Our Instagram photos depict our happiest, best-looking selves. Our tweets reflect our sharpest wit in 280 characters or less. Snapchat filters digitally Photoshop selfies to meet an oddly fetishized version of Eurocentric beauty standards; our skin lighter, our eyes bluer. Dating apps such as Tinder, Bumble, Grindr and Hinge have redefined online dating for the social media age, where profiles are crafted to reflect how people wish to be viewed, rather than how they might actually be viewed, with misleading photos or information.
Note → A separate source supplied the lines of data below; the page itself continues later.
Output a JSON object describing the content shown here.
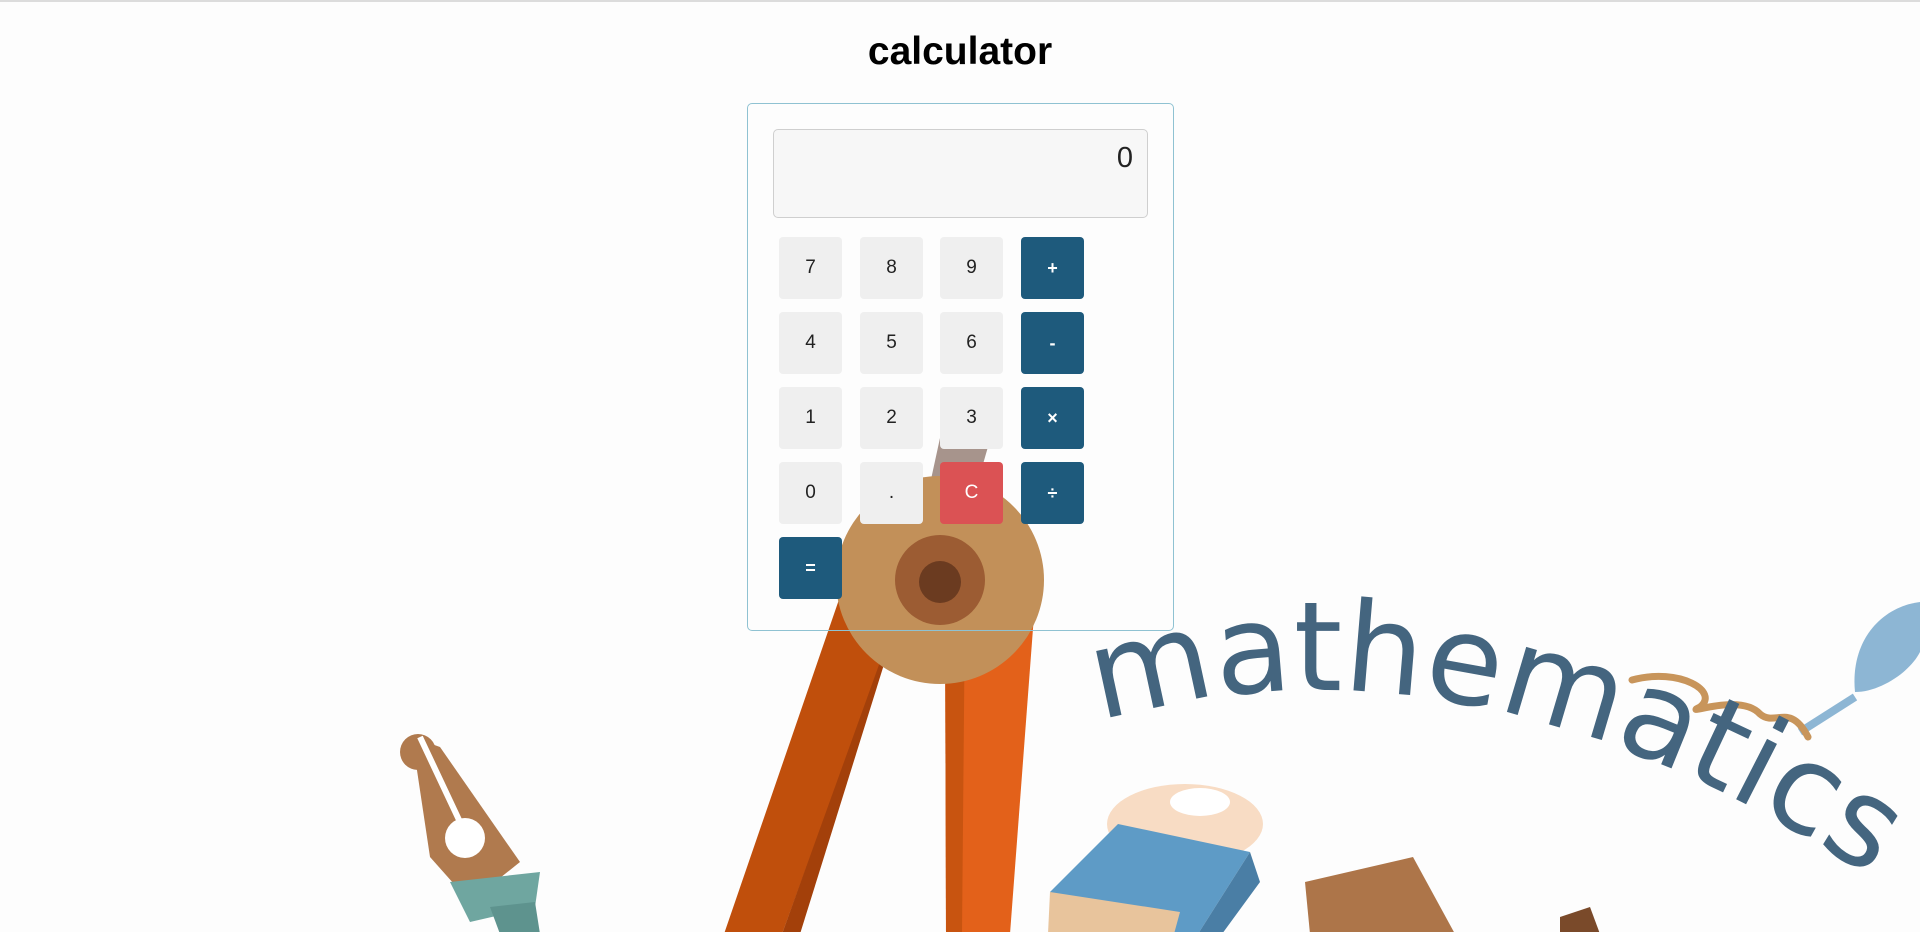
{
  "page": {
    "title": "calculator"
  },
  "calculator": {
    "display_value": "0",
    "buttons": {
      "b7": "7",
      "b8": "8",
      "b9": "9",
      "add": "+",
      "b4": "4",
      "b5": "5",
      "b6": "6",
      "subtract": "-",
      "b1": "1",
      "b2": "2",
      "b3": "3",
      "multiply": "×",
      "b0": "0",
      "decimal": ".",
      "clear": "C",
      "divide": "÷",
      "equals": "="
    }
  },
  "background": {
    "word": "mathematics"
  },
  "colors": {
    "operator": "#1e5a7c",
    "clear": "#db5254",
    "number": "#efefef",
    "border": "#8fc2d2"
  }
}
The plethora of information available online can make a first date feel like a third date, or deter the date from happening in the first place should you stumble upon compromising information. With a quick social media scan, you can successfully compare yourself to your date’s ex, browse the photos from their trip to Spain last summer, and figure out how you align with their political and religious beliefs.
The opportunity for social media creeping isn’t just reserved for Internet-savvy singles who browse dating apps and websites for potential partners. Simply entering the phone number of the alluring stranger you met at the bar last weekend into your contacts might allow you to locate their Snapchat, Instagram or other social media handles, unleashing an avalanche of information you didn’t necessarily want. Suddenly you know what they do for a living, and you’ll have to act surprised when they explain it to you on the first date.
Checking out someone online isn’t always a bad thing, though. Licensed marriage and family psychotherapist Vanessa Marin, an expert in sex therapy and relationship coaching, discussed the pros and cons of dating in a social media-first world.
“The internet and social media aren’t inherently bad. It just comes down to how you use them,” Marin told Observer. “If you’re arranging a date with a total stranger, it’s a great idea to Google their name and make sure you don’t see any glaring safety concerns. The internet can actually save you from a lot of potentially risky situations.”
The Internet has become so intimate and personalized that many argue social media has morphed into its own form of online dating.
Earlier this month, Valeriya Safronova of The New York Times penned an article titled, “Instagram Is Now a Dating Platform, Too. Here’s How It Works.” In it, she articulated the platform’s many digital nuances that make it an easy way to flirt with potential love interests without being too forward, a comfort-zone approach to making the first move, similar to Tinder or Bumble’s “matching” concept.
“Not only does Instagram provide a visually driven collage of your life,” Safronova wrote, “it also offers a subtle way of expressing interest through likes and comments, and connecting in the form of a private chat. Meanwhile, the lists of users who have looked at each of your Story cards mean that you now have data — rudimentary and inconclusive, but still, data! — on who exactly is obsessing over you today, tomorrow and yesterday.”
With all this opportunity to digitally pursue partners, is it really worth it? Whether you meet them on or offline, Marin warned us the answer is probably no.
“Safety issues aside,” she said, “I think it’s best to get to know your date directly, not via the internet. Don’t look for personal information. You won’t get any context to what you find, which can lead to a lot of incorrect assumptions and misinterpretations. Get to know the living, breathing human being in front of you. I know we’re all in a rush to weed out people who aren’t good fits for us, but it’s easy to make snap judgments and miss out on someone who is actually a great person.”
While it may be tempting, researching a date online is best used exclusively for ensuring your safety, not assessing who they are as a person. Seeing somebody new? There’s nothing better than getting to know someone on a real, personal level. Refrain from stalking their Instagram, stay off their Twitter feed and don’t forget to turn off your Snap Map, at least for now.